Montana

MT flagHB 150 -- Provides for Tribal government participation in the 911 Advisory Council, 911 planning activities, and 911 distributions.

New Hampshire

NH flagSB 210 -- Added definitions for “telecommunicators” and “local dispatchers” to the law governing emergency medical and trauma services.

New York

NY flagAB 6546 -- Authorizes Broome County to raise 911 fees to up to $1.30 per access line to pay for the costs associated with updating equipment and services needed to provide enhanced 911 emergency telephone services.

North Carolina

NC flagHB 217 -- Makes changes to the powers and duties of the 911 Board, amends 911 Fund allocations and distributions to CMRS providers and PSAPs. Provides for implementation of enhanced and Next Generation 911. Requires PSAP to be able to receive and process calls for emergency services sent via text messages on or before July 1, 2020.

Oregon

OR flagHB 2449 -- Increases taxes for emergency communications from 75 cents to $1.25 per phone line or per device capable of reaching 911 phased in over two years.

Pennsylvania

PA flagSB 127 -- Makes changes to the 911 Board. Requires counties to make reasonable efforts to ensure that Geographic Information System (GIS) information is available and maintained to support Next Generation 911 call delivery. Authorizes the use of 911 funding to purchase a statewide system that would help identify phone numbers associated with a person with a physical disability, if such person voluntarily provided this information, when emergency calls are made.

HB 859 -- Provides for additional reporting requirements related to the integrated 911 emergency communications program. In addition to reporting on the revenues and distributions from the fund, the report must include a listing of any 911 systems that have merged or consolidated during the previous year.

South Carolina

SC flagHB 3586 -- Added definitions such as “NextGen9-1-1”, “ESInet”, “Legacy systems”, and others, to the law governing emergency communications. Requires the Revenue and Fiscal Affairs Office to create and update a comprehensive strategic 911 and Next Generation 911 system.
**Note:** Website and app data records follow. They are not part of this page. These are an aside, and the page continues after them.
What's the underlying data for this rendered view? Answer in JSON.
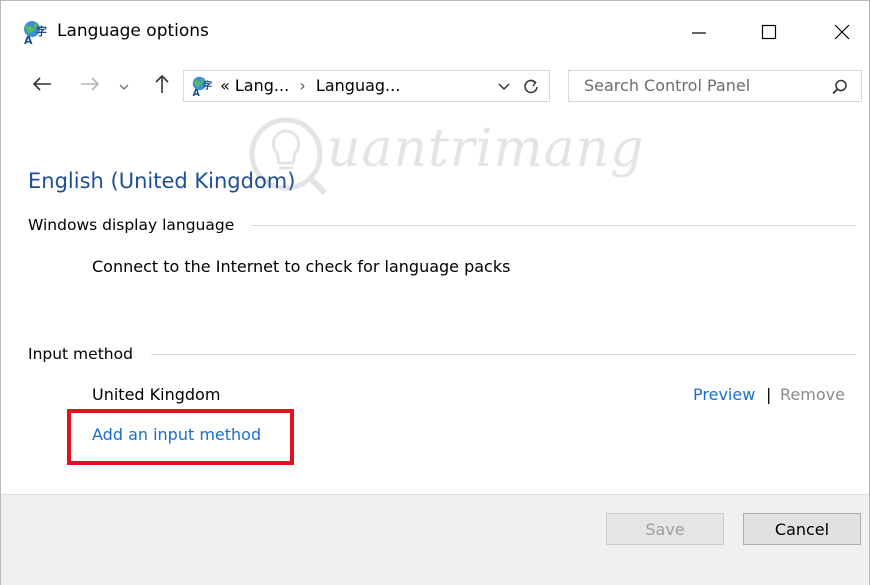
{
  "window": {
    "title": "Language options",
    "icon": "language-globe-icon"
  },
  "nav": {
    "address": {
      "prefix": "«",
      "crumbs": [
        "Lang...",
        "Languag..."
      ],
      "separator": "›"
    },
    "search": {
      "placeholder": "Search Control Panel"
    }
  },
  "main": {
    "heading": "English (United Kingdom)",
    "display_language": {
      "title": "Windows display language",
      "message": "Connect to the Internet to check for language packs"
    },
    "input_method": {
      "title": "Input method",
      "item": "United Kingdom",
      "preview_label": "Preview",
      "separator": "|",
      "remove_label": "Remove",
      "add_label": "Add an input method"
    }
  },
  "footer": {
    "save_label": "Save",
    "cancel_label": "Cancel"
  },
  "colors": {
    "heading": "#1f4e99",
    "link": "#1a6ec8",
    "highlight_border": "#e3101f",
    "footer_bg": "#f0f0f0"
  }
}
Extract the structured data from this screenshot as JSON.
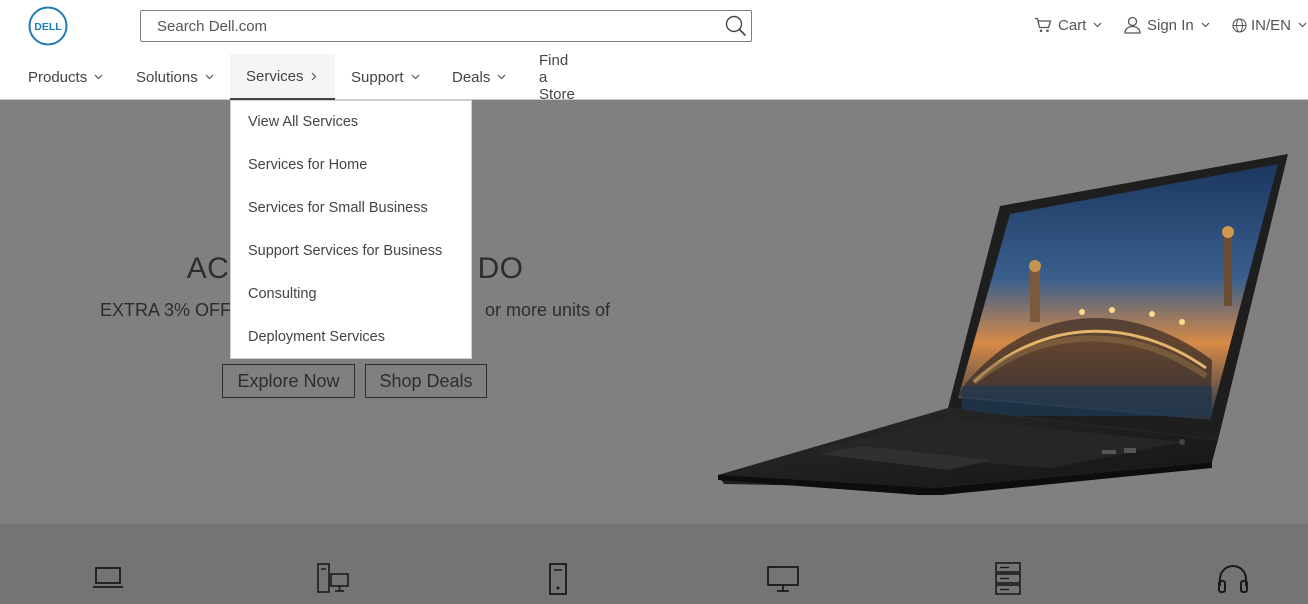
{
  "header": {
    "logo_text": "DELL",
    "search": {
      "placeholder": "Search Dell.com",
      "value": ""
    },
    "cart_label": "Cart",
    "signin_label": "Sign In",
    "locale_label": "IN/EN"
  },
  "nav": {
    "items": [
      {
        "label": "Products",
        "icon": "chevron-down-icon"
      },
      {
        "label": "Solutions",
        "icon": "chevron-down-icon"
      },
      {
        "label": "Services",
        "icon": "chevron-right-icon",
        "active": true
      },
      {
        "label": "Support",
        "icon": "chevron-down-icon"
      },
      {
        "label": "Deals",
        "icon": "chevron-down-icon"
      },
      {
        "label": "Find a Store"
      }
    ]
  },
  "services_menu": {
    "items": [
      {
        "label": "View All Services"
      },
      {
        "label": "Services for Home"
      },
      {
        "label": "Services for Small Business"
      },
      {
        "label": "Support Services for Business"
      },
      {
        "label": "Consulting"
      },
      {
        "label": "Deployment Services"
      }
    ]
  },
  "hero": {
    "title_left": "ACC",
    "title_right": "U DO",
    "subtitle_left": "EXTRA 3% OFF",
    "subtitle_right": "or more units of",
    "explore_label": "Explore Now",
    "shop_label": "Shop Deals",
    "image": "laptop-image"
  },
  "categories": {
    "icons": [
      "laptop-icon",
      "desktop-workstation-icon",
      "tower-icon",
      "monitor-icon",
      "server-icon",
      "headset-icon"
    ]
  },
  "colors": {
    "hero_bg": "#808080",
    "band_bg": "#747474",
    "logo_blue": "#1f7ab5"
  }
}
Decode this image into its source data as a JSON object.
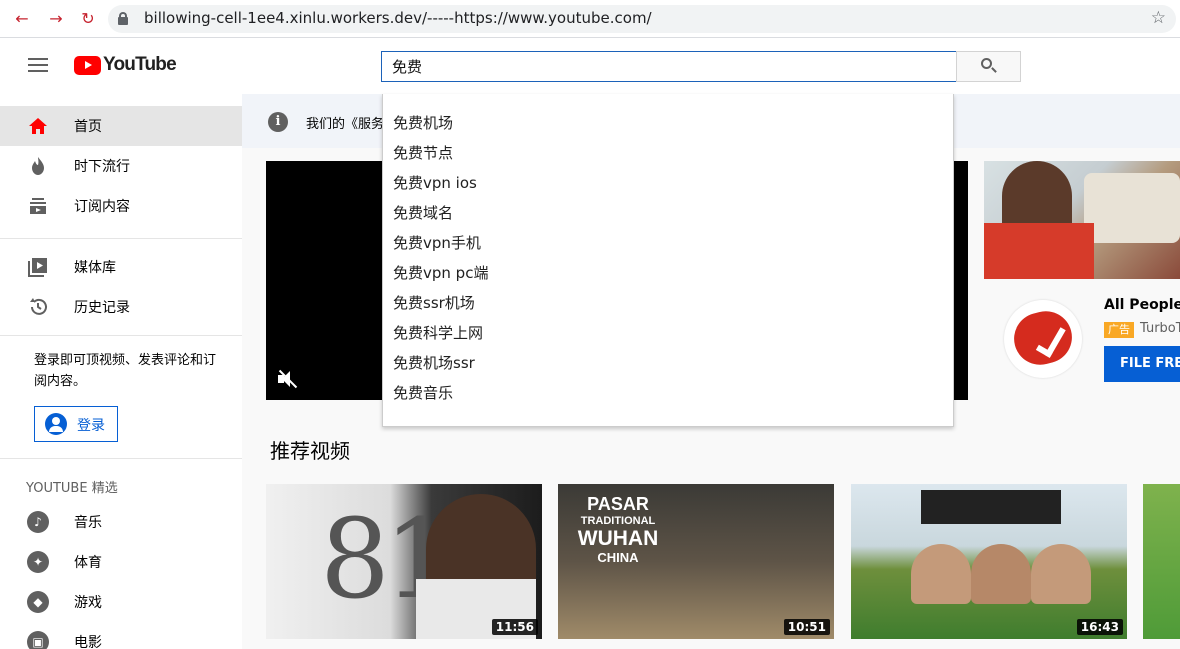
{
  "browser": {
    "url": "billowing-cell-1ee4.xinlu.workers.dev/-----https://www.youtube.com/"
  },
  "header": {
    "logo_text": "YouTube",
    "search_value": "免费"
  },
  "suggestions": [
    "免费机场",
    "免费节点",
    "免费vpn ios",
    "免费域名",
    "免费vpn手机",
    "免费vpn pc端",
    "免费ssr机场",
    "免费科学上网",
    "免费机场ssr",
    "免费音乐"
  ],
  "sidebar": {
    "items": [
      {
        "label": "首页",
        "icon": "home-icon"
      },
      {
        "label": "时下流行",
        "icon": "trending-icon"
      },
      {
        "label": "订阅内容",
        "icon": "subscriptions-icon"
      },
      {
        "label": "媒体库",
        "icon": "library-icon"
      },
      {
        "label": "历史记录",
        "icon": "history-icon"
      }
    ],
    "signin_prompt": "登录即可顶视频、发表评论和订阅内容。",
    "signin_label": "登录",
    "best_title": "YOUTUBE 精选",
    "best_items": [
      {
        "label": "音乐",
        "icon": "music-icon"
      },
      {
        "label": "体育",
        "icon": "sports-icon"
      },
      {
        "label": "游戏",
        "icon": "gaming-icon"
      },
      {
        "label": "电影",
        "icon": "movies-icon"
      }
    ]
  },
  "banner": {
    "text": "我们的《服务"
  },
  "ad": {
    "title": "All People A",
    "badge": "广告",
    "advertiser": "TurboT",
    "cta": "FILE FREE"
  },
  "recommended": {
    "title": "推荐视频",
    "videos": [
      {
        "duration": "11:56",
        "overlay": "81"
      },
      {
        "duration": "10:51",
        "overlay_lines": [
          "PASAR",
          "TRADITIONAL",
          "WUHAN",
          "CHINA"
        ]
      },
      {
        "duration": "16:43"
      },
      {}
    ]
  },
  "colors": {
    "accent": "#ff0000",
    "link_blue": "#065fd4",
    "search_border": "#1c62b9"
  }
}
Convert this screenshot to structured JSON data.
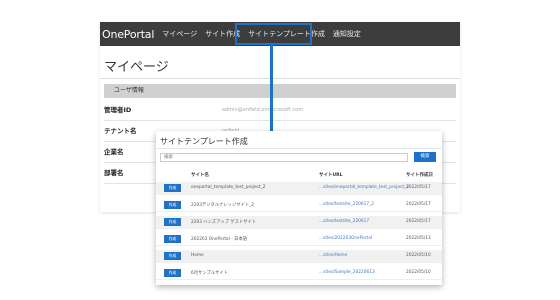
{
  "header": {
    "brand": "OnePortal",
    "nav": [
      "マイページ",
      "サイト作成",
      "サイトテンプレート作成",
      "通知設定"
    ]
  },
  "mypage": {
    "title": "マイページ",
    "section": "ユーザ情報",
    "fields": [
      {
        "label": "管理者ID",
        "value": "admin@onfield.onmicrosoft.com"
      },
      {
        "label": "テナント名",
        "value": "onfield"
      },
      {
        "label": "企業名",
        "value": ""
      },
      {
        "label": "部署名",
        "value": ""
      }
    ]
  },
  "template_panel": {
    "title": "サイトテンプレート作成",
    "search_value": "検索",
    "search_button": "検索",
    "columns": [
      "サイト名",
      "サイトURL",
      "サイト作成日"
    ],
    "row_button": "作成",
    "rows": [
      {
        "name": "oneportal_template_test_project_2",
        "url": "...sites/oneportal_template_test_project_2",
        "date": "2022/05/17"
      },
      {
        "name": "2203デジタルナレッジサイト_2",
        "url": "...sites/testsite_220617_2",
        "date": "2022/05/17"
      },
      {
        "name": "2203 ハンズアップ ゲストサイト",
        "url": "...sites/testsite_220617",
        "date": "2022/05/17"
      },
      {
        "name": "202203 OnePortal - 日本語",
        "url": "...sites/202203OnePortal",
        "date": "2022/05/13"
      },
      {
        "name": "Home",
        "url": "...sites/Home",
        "date": "2022/05/10"
      },
      {
        "name": "6月サンプルサイト",
        "url": "...sites/Sample_20220613",
        "date": "2022/05/10"
      }
    ]
  }
}
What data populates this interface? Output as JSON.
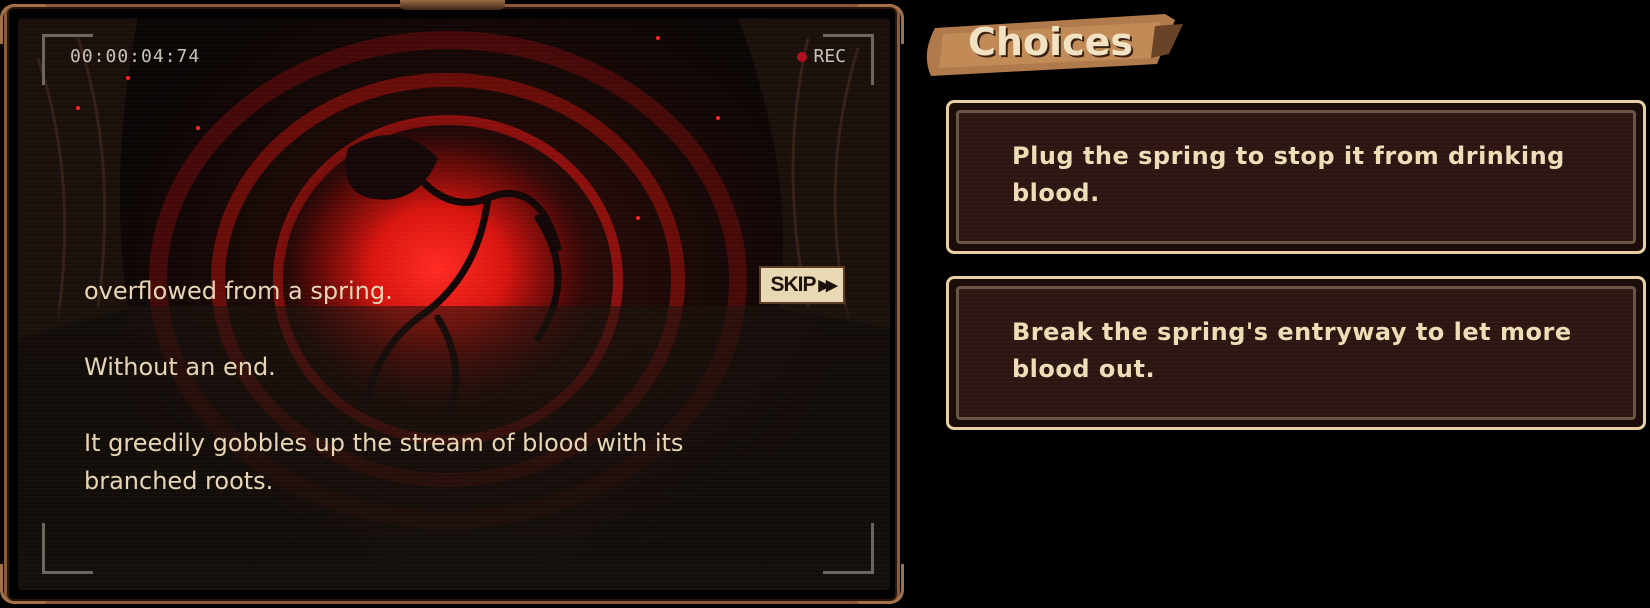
{
  "video": {
    "timecode": "00:00:04:74",
    "rec_label": "REC",
    "skip_label": "SKIP",
    "caption_lines": [
      "overflowed from a spring.",
      "Without an end.",
      "It greedily gobbles up the stream of blood with its branched roots."
    ]
  },
  "choices": {
    "title": "Choices",
    "items": [
      {
        "label": "Plug the spring to stop it from drinking blood."
      },
      {
        "label": "Break the spring's entryway to let more blood out."
      }
    ]
  },
  "colors": {
    "frame": "#8a5a3a",
    "parchment": "#e9d8b4",
    "choice_text": "#f0dcb6",
    "blood_red": "#e01818"
  },
  "icons": {
    "skip": "fast-forward-icon",
    "rec": "record-dot-icon"
  }
}
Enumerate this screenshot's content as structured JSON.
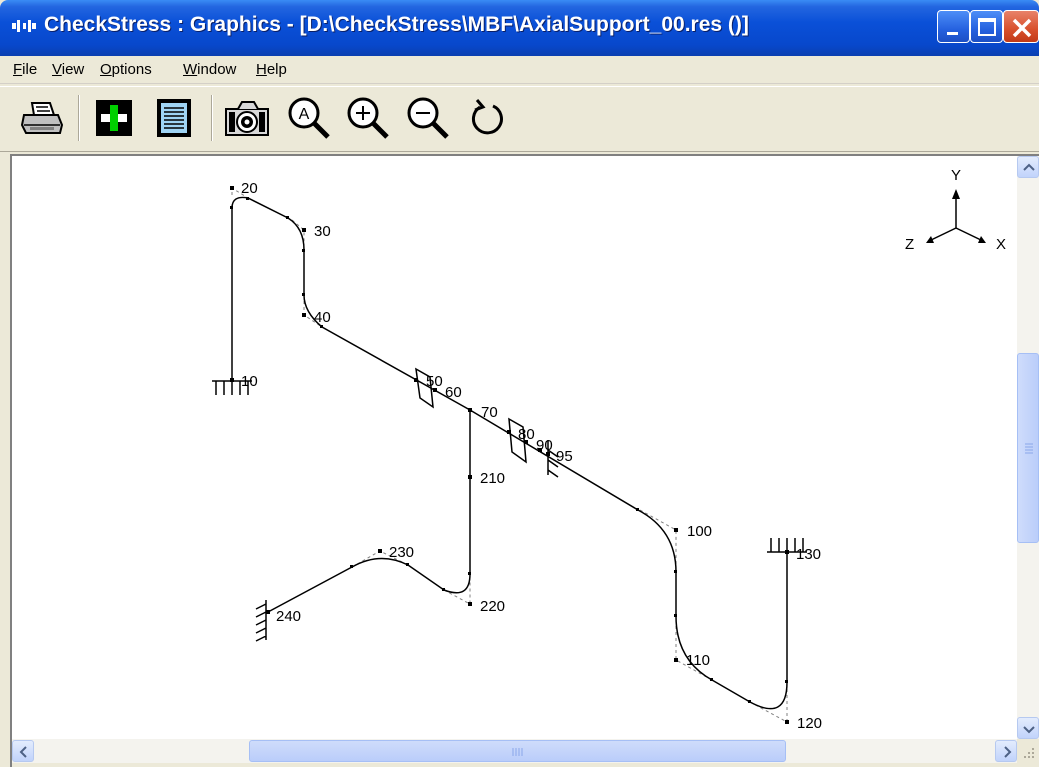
{
  "window": {
    "title": "CheckStress : Graphics -  [D:\\CheckStress\\MBF\\AxialSupport_00.res ()]"
  },
  "menu": {
    "items": [
      {
        "label": "File",
        "accel": "F"
      },
      {
        "label": "View",
        "accel": "V"
      },
      {
        "label": "Options",
        "accel": "O"
      },
      {
        "label": "Window",
        "accel": "W"
      },
      {
        "label": "Help",
        "accel": "H"
      }
    ]
  },
  "toolbar": {
    "tools": [
      "printer-icon",
      "node-toggle-icon",
      "report-icon",
      "camera-icon",
      "zoom-all-icon",
      "zoom-in-icon",
      "zoom-out-icon",
      "rotate-icon"
    ]
  },
  "axes": {
    "y": "Y",
    "z": "Z",
    "x": "X"
  },
  "nodes": [
    "20",
    "30",
    "40",
    "10",
    "50",
    "60",
    "70",
    "80",
    "90",
    "95",
    "210",
    "100",
    "130",
    "230",
    "220",
    "240",
    "110",
    "120"
  ],
  "colors": {
    "title_bar": "#0848cc",
    "menu_bg": "#ece9d8",
    "canvas_bg": "#ffffff",
    "pipe": "#000000",
    "construction": "#808080",
    "close_button": "#d8502c"
  }
}
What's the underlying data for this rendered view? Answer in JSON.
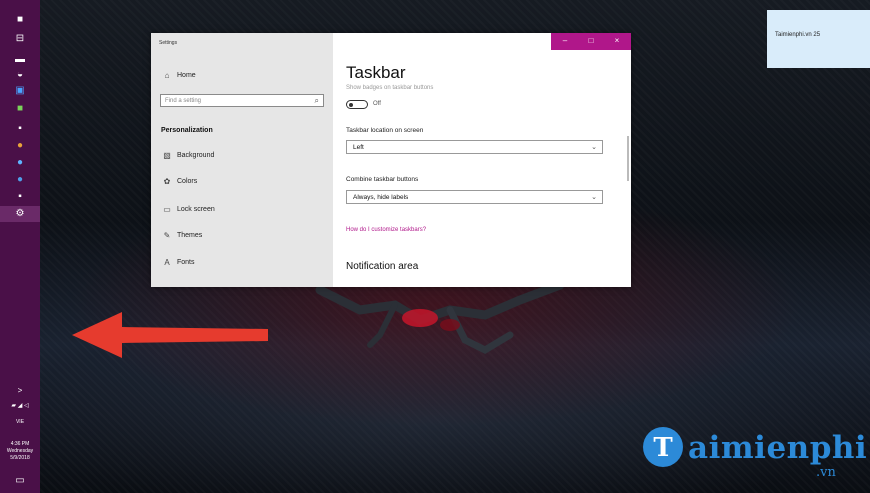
{
  "taskbar": {
    "icons": [
      "windows-icon",
      "task-view-icon",
      "folder-icon",
      "store-icon",
      "mail-icon",
      "app-icon",
      "photos-icon",
      "browser-icon",
      "chrome-icon",
      "edge-icon",
      "app-icon-2",
      "app-icon-3",
      "settings-icon"
    ],
    "tray_chevron": ">",
    "language": "VIE",
    "time": "4:36 PM",
    "day": "Wednesday",
    "date": "5/9/2018"
  },
  "notification": {
    "text": "Taimienphi.vn 25"
  },
  "settings": {
    "window_title": "Settings",
    "nav": {
      "home_label": "Home",
      "search_placeholder": "Find a setting",
      "section": "Personalization",
      "items": [
        "Background",
        "Colors",
        "Lock screen",
        "Themes",
        "Fonts"
      ]
    },
    "caption_buttons": {
      "minimize": "–",
      "maximize": "□",
      "close": "×"
    },
    "page_title": "Taskbar",
    "badges_label": "Show badges on taskbar buttons",
    "badges_state": "Off",
    "location_label": "Taskbar location on screen",
    "location_value": "Left",
    "combine_label": "Combine taskbar buttons",
    "combine_value": "Always, hide labels",
    "customize_link": "How do I customize taskbars?",
    "notification_area": "Notification area"
  },
  "watermark": {
    "brand": "aimienphi",
    "initial": "T",
    "suffix": ".vn"
  },
  "colors": {
    "taskbar": "#4a1048",
    "accent": "#b0178a",
    "arrow": "#e63b2e",
    "logo": "#2c8ad8"
  }
}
Broadened the list of items that may be funded with certain 911 fees. Requires a local government to restore 911 funds that, according to an audit, were used inappropriately within 90 days. Created the South Carolina 911 Advisory Committee. Provided for certain 911 information that is not subject to the Freedom of Information Act or any other disclosure.

Texas

TX flagHB 4350 -- Relates to the efficient coordination of emergency response among public and private entities. Requires the approval of the applicable communications district’s board of managers and the consent of each participating jurisdiction and emergency services district before authorizing a certain public safety answering point to transmit emergency response requests to private safety entities.

Utah

UT flagHB 61 -- Requires counties and municipalities to submit certain information, including the location of new streets and developments, to be included in the Automated Geographic Reference Center’s Statewide 911 Emergency Service Database. Requires the State Geographic Information Database to contain certain information regarding each public highway in the state.

SB 154 -- Clarifies the definition of a public safety answering point (PSAP). Creates the PSAP Advisory Committee. Prohibits 911 communications to be redirected to anywhere other than the 911 emergency service network. Raises the unified statewide 911 emergency service charge from 9 cents to 25 cents.